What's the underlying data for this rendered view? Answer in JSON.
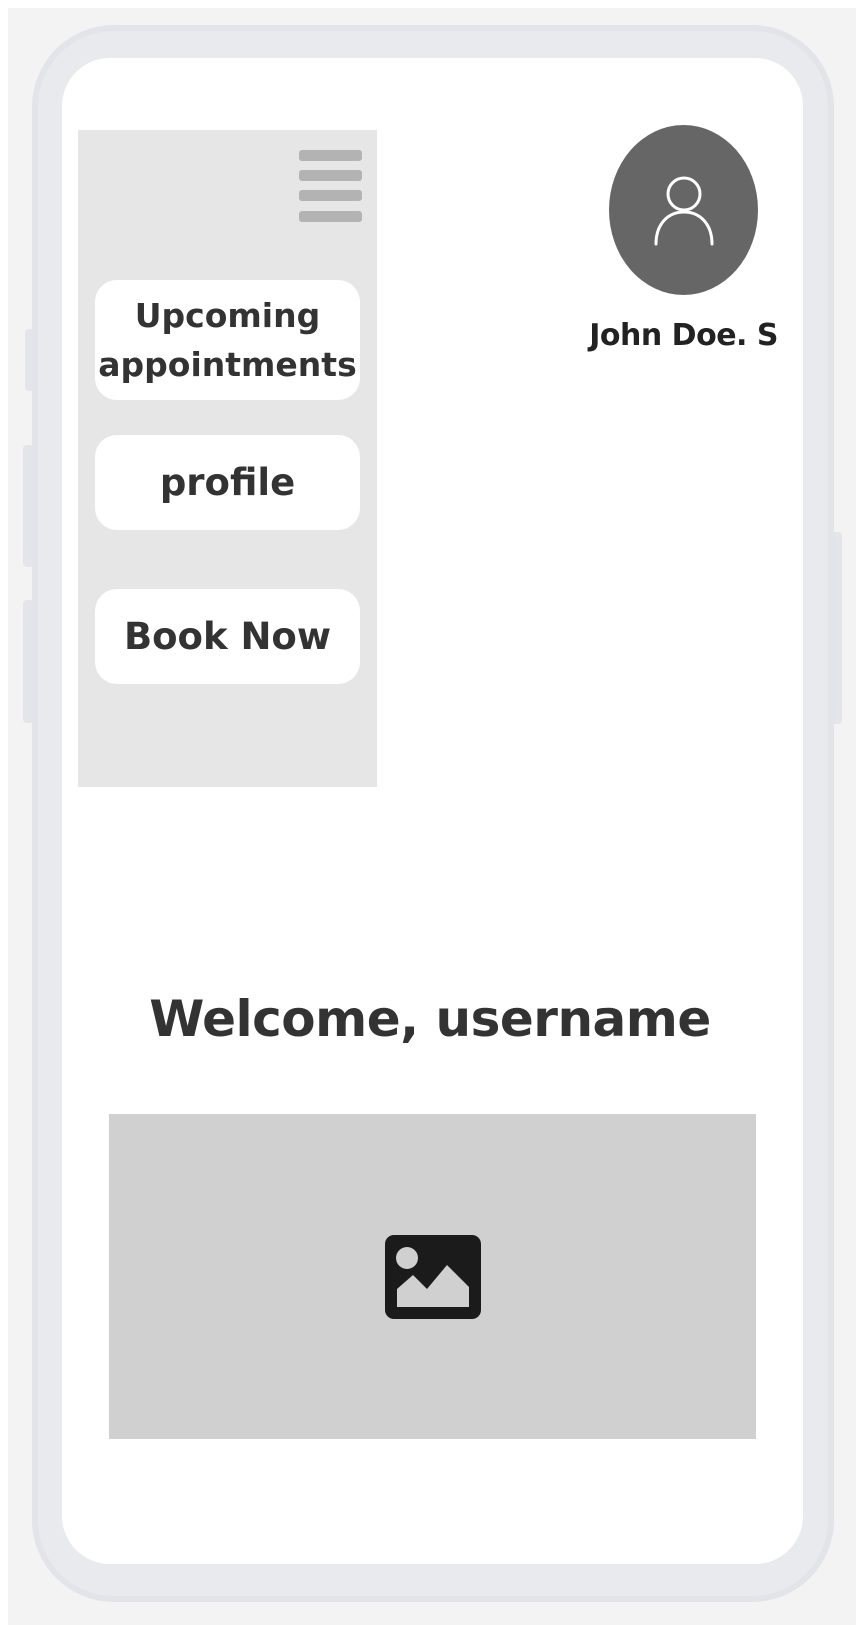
{
  "menu": {
    "icon": "hamburger-menu-icon",
    "items": [
      {
        "label": "Upcoming appointments"
      },
      {
        "label": "profile"
      },
      {
        "label": "Book Now"
      }
    ]
  },
  "user": {
    "avatar_icon": "user-avatar-icon",
    "name": "John Doe. S"
  },
  "main": {
    "welcome_text": "Welcome, username",
    "image_icon": "image-placeholder-icon"
  },
  "colors": {
    "menu_background": "#e6e6e6",
    "avatar_background": "#666666",
    "image_placeholder_background": "#d0d0d0",
    "text": "#333333"
  }
}
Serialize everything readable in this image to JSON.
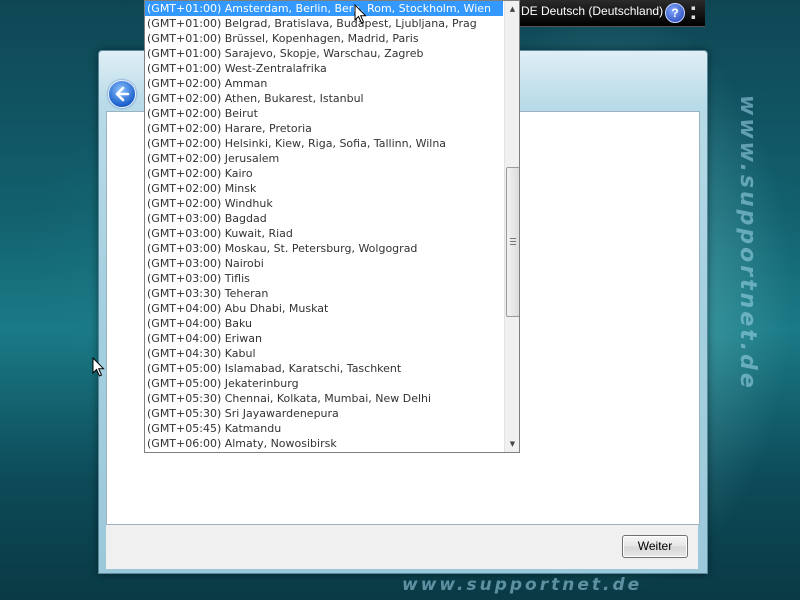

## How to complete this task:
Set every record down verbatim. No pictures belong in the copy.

## Result of this exercise:
What's the underlying data for this rendered view? Answer in JSON.
{
  "menu": {
    "icon": "hamburger-menu-icon",
    "items": [
      {
        "label": "Upcoming appointments"
      },
      {
        "label": "profile"
      },
      {
        "label": "Book Now"
      }
    ]
  },
  "user": {
    "avatar_icon": "user-avatar-icon",
    "name": "John Doe. S"
  },
  "main": {
    "welcome_text": "Welcome, username",
    "image_icon": "image-placeholder-icon"
  },
  "colors": {
    "menu_background": "#e6e6e6",
    "avatar_background": "#666666",
    "image_placeholder_background": "#d0d0d0",
    "text": "#333333"
  }
}
Serialize everything readable in this image to JSON.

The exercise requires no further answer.